_Source data_.
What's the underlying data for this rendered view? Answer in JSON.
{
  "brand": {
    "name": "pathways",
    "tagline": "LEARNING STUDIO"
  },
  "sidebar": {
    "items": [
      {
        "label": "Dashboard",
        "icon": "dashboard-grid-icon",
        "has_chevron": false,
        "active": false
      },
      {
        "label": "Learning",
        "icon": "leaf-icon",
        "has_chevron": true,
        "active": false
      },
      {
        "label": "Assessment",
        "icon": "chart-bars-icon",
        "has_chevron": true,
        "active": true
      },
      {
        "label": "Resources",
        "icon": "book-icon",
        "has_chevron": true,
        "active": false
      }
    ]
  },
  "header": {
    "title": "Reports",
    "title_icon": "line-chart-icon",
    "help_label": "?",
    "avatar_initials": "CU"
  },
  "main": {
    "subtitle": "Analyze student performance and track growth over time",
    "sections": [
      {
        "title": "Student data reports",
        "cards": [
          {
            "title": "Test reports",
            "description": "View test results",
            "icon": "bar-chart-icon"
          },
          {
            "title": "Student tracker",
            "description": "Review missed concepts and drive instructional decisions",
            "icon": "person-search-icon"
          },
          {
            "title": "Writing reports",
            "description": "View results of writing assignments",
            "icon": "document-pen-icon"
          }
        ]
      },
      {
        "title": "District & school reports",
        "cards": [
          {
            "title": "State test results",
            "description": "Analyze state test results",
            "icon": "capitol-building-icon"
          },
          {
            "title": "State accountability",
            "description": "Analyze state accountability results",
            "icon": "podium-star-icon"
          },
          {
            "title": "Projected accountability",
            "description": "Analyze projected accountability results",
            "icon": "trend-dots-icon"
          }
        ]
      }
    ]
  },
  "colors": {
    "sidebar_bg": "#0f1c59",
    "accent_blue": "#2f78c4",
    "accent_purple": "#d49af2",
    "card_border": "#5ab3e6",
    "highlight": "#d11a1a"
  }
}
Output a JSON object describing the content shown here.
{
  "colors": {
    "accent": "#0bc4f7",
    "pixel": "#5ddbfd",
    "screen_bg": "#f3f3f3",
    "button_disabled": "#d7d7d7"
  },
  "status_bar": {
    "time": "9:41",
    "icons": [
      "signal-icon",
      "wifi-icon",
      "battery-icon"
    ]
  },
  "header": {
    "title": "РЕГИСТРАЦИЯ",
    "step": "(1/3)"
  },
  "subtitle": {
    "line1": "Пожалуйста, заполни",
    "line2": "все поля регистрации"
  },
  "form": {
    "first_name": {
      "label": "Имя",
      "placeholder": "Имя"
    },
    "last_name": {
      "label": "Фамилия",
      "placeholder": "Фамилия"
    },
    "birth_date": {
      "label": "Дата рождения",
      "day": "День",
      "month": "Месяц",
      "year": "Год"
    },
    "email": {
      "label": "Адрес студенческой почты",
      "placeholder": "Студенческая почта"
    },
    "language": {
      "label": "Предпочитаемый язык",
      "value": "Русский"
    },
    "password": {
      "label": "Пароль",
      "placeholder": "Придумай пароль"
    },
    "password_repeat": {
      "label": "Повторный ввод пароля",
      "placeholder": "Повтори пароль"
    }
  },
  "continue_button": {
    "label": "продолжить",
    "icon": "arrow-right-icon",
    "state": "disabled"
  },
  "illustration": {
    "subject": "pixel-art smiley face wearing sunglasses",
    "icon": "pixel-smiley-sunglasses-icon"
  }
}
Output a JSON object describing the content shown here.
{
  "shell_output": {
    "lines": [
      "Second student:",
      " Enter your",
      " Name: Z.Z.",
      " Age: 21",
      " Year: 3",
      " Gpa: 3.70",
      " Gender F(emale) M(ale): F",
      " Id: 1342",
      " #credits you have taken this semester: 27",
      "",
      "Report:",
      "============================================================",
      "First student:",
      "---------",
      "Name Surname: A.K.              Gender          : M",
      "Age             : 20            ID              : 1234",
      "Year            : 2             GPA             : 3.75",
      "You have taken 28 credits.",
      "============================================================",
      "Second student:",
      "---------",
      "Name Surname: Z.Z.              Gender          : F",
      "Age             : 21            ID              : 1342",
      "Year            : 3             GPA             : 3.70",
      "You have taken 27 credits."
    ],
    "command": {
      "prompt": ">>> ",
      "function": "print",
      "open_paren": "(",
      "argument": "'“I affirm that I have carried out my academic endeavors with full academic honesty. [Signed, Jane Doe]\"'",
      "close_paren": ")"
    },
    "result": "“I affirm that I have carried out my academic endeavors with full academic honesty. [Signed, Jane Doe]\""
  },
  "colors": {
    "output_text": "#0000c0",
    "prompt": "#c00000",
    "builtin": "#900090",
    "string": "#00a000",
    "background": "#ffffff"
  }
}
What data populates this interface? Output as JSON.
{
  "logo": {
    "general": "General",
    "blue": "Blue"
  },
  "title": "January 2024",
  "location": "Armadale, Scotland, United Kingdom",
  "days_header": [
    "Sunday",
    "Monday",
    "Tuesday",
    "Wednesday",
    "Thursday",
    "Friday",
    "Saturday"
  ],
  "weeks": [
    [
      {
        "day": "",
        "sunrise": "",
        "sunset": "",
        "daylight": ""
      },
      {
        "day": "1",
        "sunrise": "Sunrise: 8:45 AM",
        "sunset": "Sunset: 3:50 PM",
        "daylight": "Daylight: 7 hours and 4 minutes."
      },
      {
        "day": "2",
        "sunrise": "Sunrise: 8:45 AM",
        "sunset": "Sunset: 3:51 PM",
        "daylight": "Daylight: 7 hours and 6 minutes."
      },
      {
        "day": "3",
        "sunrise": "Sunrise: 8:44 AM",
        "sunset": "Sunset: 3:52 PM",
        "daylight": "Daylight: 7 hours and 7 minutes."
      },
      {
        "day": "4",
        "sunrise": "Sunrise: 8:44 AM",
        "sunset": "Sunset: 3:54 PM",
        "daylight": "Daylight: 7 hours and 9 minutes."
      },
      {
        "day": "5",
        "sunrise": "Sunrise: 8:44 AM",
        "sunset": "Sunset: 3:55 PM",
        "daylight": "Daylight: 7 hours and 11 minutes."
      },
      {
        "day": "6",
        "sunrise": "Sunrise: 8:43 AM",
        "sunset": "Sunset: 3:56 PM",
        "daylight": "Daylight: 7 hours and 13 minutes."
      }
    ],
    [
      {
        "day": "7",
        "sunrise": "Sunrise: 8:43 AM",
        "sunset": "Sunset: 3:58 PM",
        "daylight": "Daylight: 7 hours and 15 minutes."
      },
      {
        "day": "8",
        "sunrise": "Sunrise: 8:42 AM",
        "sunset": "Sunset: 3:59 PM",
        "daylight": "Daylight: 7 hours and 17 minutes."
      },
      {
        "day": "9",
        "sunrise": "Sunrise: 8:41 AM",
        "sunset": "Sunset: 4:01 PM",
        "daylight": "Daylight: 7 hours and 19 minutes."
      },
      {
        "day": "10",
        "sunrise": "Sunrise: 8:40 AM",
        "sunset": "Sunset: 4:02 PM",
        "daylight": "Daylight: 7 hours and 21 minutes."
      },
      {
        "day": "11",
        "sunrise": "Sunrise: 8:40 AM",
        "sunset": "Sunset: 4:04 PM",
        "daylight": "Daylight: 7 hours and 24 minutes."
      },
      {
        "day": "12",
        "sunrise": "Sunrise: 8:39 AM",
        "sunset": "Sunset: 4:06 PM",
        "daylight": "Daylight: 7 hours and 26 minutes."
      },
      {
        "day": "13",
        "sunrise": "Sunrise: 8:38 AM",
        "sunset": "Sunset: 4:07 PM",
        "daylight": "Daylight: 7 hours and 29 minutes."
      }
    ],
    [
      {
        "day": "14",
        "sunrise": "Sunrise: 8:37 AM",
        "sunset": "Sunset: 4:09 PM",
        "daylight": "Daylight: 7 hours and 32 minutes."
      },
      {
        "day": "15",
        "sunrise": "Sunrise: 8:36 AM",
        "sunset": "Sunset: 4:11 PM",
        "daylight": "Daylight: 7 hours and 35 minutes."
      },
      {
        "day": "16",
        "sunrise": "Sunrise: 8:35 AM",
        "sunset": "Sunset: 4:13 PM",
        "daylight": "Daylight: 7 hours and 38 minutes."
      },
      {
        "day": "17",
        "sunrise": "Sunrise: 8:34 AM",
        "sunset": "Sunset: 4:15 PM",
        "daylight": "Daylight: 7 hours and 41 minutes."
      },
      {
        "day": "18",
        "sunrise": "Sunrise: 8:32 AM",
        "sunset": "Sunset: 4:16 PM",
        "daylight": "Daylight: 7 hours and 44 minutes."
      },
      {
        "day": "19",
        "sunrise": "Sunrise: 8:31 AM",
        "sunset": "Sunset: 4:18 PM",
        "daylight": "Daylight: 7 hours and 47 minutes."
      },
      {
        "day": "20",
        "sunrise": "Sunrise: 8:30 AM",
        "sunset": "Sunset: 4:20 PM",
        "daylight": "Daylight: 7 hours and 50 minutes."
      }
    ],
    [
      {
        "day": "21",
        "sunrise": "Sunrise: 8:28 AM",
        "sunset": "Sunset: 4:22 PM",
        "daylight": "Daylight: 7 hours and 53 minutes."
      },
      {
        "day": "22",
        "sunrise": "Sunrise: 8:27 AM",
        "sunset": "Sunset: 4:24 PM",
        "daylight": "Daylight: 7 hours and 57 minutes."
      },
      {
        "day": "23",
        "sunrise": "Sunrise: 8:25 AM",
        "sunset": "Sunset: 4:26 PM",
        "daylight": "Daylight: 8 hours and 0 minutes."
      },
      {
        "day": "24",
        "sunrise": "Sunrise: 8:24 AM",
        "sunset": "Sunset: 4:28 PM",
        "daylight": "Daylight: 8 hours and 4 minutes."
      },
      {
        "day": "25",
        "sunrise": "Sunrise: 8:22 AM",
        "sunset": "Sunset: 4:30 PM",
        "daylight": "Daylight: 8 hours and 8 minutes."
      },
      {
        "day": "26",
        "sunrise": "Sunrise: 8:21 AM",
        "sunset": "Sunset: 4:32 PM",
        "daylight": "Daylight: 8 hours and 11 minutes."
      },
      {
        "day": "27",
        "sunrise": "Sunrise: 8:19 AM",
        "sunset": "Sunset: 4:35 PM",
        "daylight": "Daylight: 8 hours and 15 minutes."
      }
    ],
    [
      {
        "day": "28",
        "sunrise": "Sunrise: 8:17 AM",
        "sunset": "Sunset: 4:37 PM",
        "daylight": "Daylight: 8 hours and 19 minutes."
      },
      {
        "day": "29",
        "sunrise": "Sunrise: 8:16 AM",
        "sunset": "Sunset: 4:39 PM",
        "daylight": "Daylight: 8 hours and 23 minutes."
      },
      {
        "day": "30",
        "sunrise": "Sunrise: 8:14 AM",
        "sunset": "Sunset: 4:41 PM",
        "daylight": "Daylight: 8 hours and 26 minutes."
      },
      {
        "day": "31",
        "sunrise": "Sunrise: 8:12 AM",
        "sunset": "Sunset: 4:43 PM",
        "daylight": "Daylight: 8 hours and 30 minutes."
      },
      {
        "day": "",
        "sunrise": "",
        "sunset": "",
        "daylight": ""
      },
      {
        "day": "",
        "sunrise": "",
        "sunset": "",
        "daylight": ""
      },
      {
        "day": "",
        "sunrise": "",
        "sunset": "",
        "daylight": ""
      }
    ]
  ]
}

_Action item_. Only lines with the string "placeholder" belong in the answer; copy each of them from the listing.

_Written reply_.
      "placeholder": "Имя"
      "placeholder": "Фамилия"
      "placeholder": "Студенческая почта"
      "placeholder": "Придумай пароль"
      "placeholder": "Повтори пароль"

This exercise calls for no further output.